In an interview with CancerNetwork®, Petros Grivas, MD, PhD, board-certified oncologist at the Seattle Cancer Care Alliance (SCCA), director of the University of Washington (UW) School of Medicine’s Genitourinary Cancers Program, and a UW professor of Oncology, discussed future updates to the registry and what he and his colleagues hope to include moving forward.
We tried very hard to update the survey, especially in the first few weeks based on the literature that was emerging at the time to have a more relevant and, you know, acute questions. And going forward, we can always update the data with longer follow-up and also try to capture, you know, any other information. As you know, there was a publication, the… with a clinical trial with remdesivir (GS-5734). And then other clinical trials with other medications as well.

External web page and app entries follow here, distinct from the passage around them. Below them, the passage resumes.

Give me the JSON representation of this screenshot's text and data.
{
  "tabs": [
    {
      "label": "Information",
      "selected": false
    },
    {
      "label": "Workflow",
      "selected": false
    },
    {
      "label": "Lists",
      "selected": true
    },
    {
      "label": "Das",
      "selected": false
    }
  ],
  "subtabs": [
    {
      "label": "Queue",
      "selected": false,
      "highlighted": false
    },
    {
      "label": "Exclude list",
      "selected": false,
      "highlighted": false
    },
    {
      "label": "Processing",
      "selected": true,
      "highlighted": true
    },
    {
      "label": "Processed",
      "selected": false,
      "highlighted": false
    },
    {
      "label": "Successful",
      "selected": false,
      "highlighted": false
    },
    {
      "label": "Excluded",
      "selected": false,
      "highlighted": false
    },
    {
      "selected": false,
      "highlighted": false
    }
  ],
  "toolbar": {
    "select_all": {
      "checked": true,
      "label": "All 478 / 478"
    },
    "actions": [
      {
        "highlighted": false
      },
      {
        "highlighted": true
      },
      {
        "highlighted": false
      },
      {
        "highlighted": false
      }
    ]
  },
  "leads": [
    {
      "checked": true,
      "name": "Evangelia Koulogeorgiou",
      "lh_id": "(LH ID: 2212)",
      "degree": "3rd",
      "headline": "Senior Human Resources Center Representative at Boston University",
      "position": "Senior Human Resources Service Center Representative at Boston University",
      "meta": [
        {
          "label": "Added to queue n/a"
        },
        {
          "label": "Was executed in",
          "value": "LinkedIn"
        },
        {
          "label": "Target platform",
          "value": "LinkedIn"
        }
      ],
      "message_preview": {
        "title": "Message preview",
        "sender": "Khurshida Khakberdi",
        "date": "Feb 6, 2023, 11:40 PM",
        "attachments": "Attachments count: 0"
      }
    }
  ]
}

So, our intent is to capture as much data as possible, and as I mentioned before, update the report in the near future.
We’ll also look at other variables. For example, location. As you know, some areas were affected more than others and some health systems were overwhelmed, as also there are other differences in terms of the availability of resources, availability of palliative care, that can confound the results. So, we’ll also look at geographical differences in our data as well as, you know, a readiness of the resources, availability, which is very hard to capture as you can imagine in a survey like that. So, it’s not possible to capture every possible answer, but definitely we’re looking forward to informing more of the literature.
Interestingly, and I think this is an important point, based on the current data…, there was no significant association between the 30-day mortality and cancer treatment, suggesting that patients who need treatment for their cancer, they should get treatment for their cancer. That’s an important take home point, of course we have to use extreme caution for those patients and we have to be careful how to help them prevent infections, but I think it’s important to understand you have a balance individualized discussion with a patient, one by one, balance the benefits and risks for each situation based on risk factors, and of course use extreme precautions, but cancer itself can be a risk for those patients and we have to think about how we can optimally continue or start their treatments for that as well.